Students will take a placement test and will get credits for the courses they take during the program. For lower level (200/300) students this means they can get credits worth a whole year and can skip a year when they come back.
UO-HIT Weekly Schedule
At each level, the schedule generally includes group skills training, individualize tutorials, and experiential opportunities. For detailed information, please go to: UO-Harbin Weekly Schedule (actual schedule may differ slightly).
Registration and Credits
Students participating in this program will be registered at the University of Oregon and will receive UO credits for courses taken in Harbin. Students' course work will be reviewed and evaluated by appropriate academic departments at the UO.

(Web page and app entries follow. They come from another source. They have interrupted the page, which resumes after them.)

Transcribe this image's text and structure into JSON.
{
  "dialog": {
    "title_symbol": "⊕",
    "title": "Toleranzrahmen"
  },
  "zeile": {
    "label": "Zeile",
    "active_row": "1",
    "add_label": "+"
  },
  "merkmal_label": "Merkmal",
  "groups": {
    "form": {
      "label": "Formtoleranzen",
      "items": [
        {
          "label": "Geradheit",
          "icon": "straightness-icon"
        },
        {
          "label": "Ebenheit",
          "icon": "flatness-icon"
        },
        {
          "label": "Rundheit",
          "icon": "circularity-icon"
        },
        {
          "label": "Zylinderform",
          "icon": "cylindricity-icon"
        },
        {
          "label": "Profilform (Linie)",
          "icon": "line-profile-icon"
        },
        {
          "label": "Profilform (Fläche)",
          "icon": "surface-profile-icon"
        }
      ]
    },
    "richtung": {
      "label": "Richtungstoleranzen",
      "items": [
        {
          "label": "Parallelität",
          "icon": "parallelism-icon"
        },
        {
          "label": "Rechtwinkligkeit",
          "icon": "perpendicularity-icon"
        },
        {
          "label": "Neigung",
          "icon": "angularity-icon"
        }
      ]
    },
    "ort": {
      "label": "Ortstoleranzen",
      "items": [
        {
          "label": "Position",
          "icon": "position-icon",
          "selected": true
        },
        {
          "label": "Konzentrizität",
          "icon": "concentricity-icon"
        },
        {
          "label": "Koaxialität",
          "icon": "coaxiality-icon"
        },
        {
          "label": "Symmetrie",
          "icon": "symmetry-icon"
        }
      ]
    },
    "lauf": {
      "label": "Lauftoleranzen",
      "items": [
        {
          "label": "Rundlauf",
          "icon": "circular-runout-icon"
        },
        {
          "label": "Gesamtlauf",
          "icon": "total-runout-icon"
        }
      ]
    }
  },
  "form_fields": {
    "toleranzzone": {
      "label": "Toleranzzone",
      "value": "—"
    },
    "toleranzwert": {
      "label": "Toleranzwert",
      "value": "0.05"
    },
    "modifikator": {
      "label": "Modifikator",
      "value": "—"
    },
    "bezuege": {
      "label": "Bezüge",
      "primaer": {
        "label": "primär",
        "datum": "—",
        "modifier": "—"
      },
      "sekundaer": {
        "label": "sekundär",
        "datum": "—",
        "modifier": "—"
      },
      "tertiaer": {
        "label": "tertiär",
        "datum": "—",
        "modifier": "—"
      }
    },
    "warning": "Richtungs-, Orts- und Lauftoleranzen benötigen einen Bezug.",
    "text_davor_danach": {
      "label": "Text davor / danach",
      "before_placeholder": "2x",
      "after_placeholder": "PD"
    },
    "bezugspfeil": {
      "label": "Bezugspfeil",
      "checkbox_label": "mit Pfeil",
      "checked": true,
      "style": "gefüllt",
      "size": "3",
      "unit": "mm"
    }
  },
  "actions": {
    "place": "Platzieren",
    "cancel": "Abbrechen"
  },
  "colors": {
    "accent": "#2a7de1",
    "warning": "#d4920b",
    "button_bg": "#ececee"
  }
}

Students are responsible for making sure that the courses they plan to take in China will meet major and minor requirements. Students are advised to consult with their academic adviser about their plans to study in the Harbin program.
All previously approved study abroad courses appear in an online database maintained by the Office of the Registrar. The database is searchable by world regions, then countries, and then specific program titles. For each course, you will see how it applies to UO degrees in terms of course level (100-, 200-, etc.), general-education requirements (e.g., Group 1 Arts & Letters, multicultural requirements, etc.), and majors and minors offered in the department granting the UO credit (e.g., the English major and minor for ENG credit). Students are responsible for talking with major/minor advisers about the possibility of applying courses toward majors and minors in other fields of study.
Note, too, that all study abroad programs of ten weeks or longer allow students to meet the IC: International Cultures multicultural requirement.
Not all available courses appear in the online database, especially for programs in which UO students choose their courses from an entire host university's offerings. The only courses that appear are those that have already been either taken by UO students before or otherwise evaluated for UO credit. Courses that do not appear will need to be evaluated for UO credit, but that does not mean that such courses are not available as options for UO participants. It does likely mean that students will be involved in getting the courses evaluated while they are enrolled in them.
If you are interested in knowing how a course that is not listed in the online database will apply to your UO degree, and you are able to get a syllabus for the course ahead of time from a host university website, you may send it to the Registrar's office for early evaluation. Email the syllabus to firstname.lastname@example.org with the subject line "UO STUDY ABROAD: Pre-articulation request."